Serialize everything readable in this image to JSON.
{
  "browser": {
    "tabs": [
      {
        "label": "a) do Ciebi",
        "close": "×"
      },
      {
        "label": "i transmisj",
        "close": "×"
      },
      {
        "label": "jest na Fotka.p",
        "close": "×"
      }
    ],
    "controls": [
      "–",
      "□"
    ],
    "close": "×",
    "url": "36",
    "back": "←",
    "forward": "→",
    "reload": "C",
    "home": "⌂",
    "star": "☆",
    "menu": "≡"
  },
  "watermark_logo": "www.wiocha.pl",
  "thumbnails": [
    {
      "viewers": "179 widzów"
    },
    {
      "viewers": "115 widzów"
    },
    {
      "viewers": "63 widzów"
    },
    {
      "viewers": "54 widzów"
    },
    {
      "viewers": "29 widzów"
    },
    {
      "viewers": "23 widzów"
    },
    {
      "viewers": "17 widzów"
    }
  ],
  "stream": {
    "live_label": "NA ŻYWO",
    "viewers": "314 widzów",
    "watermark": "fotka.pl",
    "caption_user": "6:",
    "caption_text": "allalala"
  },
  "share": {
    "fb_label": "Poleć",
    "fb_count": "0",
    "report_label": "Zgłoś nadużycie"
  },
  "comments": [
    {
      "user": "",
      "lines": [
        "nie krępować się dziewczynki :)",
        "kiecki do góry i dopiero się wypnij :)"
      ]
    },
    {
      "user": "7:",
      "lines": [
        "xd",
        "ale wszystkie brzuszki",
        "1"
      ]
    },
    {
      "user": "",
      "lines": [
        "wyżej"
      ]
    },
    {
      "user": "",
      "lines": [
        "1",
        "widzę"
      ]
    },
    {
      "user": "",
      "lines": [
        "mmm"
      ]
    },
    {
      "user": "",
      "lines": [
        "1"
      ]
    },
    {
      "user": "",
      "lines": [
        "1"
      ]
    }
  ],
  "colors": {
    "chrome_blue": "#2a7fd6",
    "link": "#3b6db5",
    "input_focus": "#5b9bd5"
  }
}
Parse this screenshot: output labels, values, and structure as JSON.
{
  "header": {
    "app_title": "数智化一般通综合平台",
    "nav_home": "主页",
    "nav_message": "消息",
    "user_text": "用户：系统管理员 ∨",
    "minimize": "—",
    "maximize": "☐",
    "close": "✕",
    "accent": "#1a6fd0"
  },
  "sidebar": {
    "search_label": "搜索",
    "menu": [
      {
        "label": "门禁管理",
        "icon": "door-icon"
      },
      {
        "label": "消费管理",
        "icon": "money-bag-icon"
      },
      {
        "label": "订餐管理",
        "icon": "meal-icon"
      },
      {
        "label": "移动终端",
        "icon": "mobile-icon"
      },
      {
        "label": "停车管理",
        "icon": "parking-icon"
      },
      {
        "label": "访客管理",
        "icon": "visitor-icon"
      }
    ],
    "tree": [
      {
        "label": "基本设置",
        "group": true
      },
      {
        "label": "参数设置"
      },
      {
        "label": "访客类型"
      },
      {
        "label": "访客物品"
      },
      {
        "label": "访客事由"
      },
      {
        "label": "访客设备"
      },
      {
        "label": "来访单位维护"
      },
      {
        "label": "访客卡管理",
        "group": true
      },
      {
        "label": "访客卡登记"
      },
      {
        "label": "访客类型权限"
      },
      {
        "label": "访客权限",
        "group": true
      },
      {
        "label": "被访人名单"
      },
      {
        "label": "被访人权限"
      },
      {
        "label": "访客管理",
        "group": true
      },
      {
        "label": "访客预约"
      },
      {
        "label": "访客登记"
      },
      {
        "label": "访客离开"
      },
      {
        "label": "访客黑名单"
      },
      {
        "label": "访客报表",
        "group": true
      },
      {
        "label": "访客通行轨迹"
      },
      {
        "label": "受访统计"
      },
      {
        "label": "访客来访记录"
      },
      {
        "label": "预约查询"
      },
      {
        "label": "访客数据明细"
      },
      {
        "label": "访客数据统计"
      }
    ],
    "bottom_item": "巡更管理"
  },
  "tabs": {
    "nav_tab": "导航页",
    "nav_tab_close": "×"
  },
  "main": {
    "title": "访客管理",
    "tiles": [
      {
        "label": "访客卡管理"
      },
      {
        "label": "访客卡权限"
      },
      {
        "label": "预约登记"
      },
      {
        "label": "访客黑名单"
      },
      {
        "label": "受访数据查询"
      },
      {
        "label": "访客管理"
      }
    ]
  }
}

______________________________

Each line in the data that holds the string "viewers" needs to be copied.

= SOLUTION TO THIS EXERCISE =
      "viewers": "179 widzów"
      "viewers": "115 widzów"
      "viewers": "63 widzów"
      "viewers": "54 widzów"
      "viewers": "29 widzów"
      "viewers": "23 widzów"
      "viewers": "17 widzów"
    "viewers": "314 widzów",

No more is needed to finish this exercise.